A few months ago, the press in Kenya wrote about high school graduates who had qualified for university but did not apply to join, some of them choosing to go to TVET institutions. This has been a trend for the last few years now, and it has become apparent that with a TVET diploma, one has a better chance of landing a job than with a university degree.
Interestingly, there are those who think a TVET education is inferior and would insist that their children go to university, even when they clearly would prefer not to pursue an academic degree. Why is this so?
The first thing that comes to mind in answer to that question is perception. There seems to be a generally accepted perception that vocational education is inferior to university education. For starters, the admission criteria for TVET institutions is the grade earned – not one’s interest, preference or dexterity. The notion is that you get into TVET when you fail to make the university cut. It is no wonder, then, that the high school graduates who “qualified” for university and chose not to apply are said to have “snubbed” the university.
Clearly, there are pull and push reasons at play here. The pull towards TVET could be attributed to economic considerations, as more and more employers prefer to hire diploma holders, because of the skills oriented training. It could also be that learners realize the importance of choosing and deciding what education is suited to their needs, and what will give them the outcomes they want, rather than following a system. The key is to have clarity and be well informed. The question is do those around them honour the learner’s decision to pursue the path they have chosen without judgement?
During this global week of action on SDGs (#ACT4SDGs) Cogent Afrique, in collaboration with the Global Youth Forum, is championing conversations on SDG4 – quality education, SDG 8 – decent work and economic growth and SDG 17 – partnership for the goals.
We would like to engage with learners, graduates and learning institutions on these SDGs and we invite you to join the conversation here on our website and on social media.

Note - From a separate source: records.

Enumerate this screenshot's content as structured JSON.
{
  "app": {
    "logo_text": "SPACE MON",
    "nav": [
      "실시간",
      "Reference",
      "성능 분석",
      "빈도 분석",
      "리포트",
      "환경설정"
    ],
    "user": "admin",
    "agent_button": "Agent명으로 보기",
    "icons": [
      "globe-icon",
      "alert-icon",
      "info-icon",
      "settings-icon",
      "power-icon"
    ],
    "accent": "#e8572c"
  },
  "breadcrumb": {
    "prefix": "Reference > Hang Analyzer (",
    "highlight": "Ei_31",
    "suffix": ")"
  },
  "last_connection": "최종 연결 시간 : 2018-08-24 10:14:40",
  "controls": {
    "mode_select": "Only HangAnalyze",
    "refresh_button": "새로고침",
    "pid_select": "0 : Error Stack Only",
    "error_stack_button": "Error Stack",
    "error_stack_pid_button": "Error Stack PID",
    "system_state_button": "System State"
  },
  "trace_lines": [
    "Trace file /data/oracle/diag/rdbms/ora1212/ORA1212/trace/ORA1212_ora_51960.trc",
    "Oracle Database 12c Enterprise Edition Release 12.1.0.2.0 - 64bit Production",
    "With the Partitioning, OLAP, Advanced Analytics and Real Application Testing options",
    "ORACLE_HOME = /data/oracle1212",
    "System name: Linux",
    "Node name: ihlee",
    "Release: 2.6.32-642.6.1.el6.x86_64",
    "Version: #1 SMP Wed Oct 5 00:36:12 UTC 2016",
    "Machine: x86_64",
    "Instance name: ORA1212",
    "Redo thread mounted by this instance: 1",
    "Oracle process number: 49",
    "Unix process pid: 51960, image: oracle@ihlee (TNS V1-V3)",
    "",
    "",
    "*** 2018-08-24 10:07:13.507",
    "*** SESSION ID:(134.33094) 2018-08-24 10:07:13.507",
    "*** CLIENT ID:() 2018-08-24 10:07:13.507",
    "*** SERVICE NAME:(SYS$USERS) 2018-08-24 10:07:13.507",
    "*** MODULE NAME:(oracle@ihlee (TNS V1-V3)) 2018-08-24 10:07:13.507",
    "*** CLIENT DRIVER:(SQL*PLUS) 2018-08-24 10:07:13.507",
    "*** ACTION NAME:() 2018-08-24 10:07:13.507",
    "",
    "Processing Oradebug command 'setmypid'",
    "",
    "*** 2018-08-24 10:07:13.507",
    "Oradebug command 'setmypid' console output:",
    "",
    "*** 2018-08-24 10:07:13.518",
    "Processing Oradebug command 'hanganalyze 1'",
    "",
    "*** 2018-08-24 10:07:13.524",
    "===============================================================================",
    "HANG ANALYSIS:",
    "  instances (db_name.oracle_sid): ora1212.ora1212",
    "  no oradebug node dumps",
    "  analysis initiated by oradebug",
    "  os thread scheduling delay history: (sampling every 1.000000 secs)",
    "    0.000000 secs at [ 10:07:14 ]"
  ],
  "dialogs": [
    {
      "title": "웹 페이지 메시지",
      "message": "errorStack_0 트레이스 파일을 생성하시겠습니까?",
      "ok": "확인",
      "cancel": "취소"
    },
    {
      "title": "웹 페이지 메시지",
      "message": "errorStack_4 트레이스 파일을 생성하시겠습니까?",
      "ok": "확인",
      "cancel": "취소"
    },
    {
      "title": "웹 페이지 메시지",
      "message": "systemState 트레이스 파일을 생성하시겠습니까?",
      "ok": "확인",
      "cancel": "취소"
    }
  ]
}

You can also click here to participate in our action or register your own action.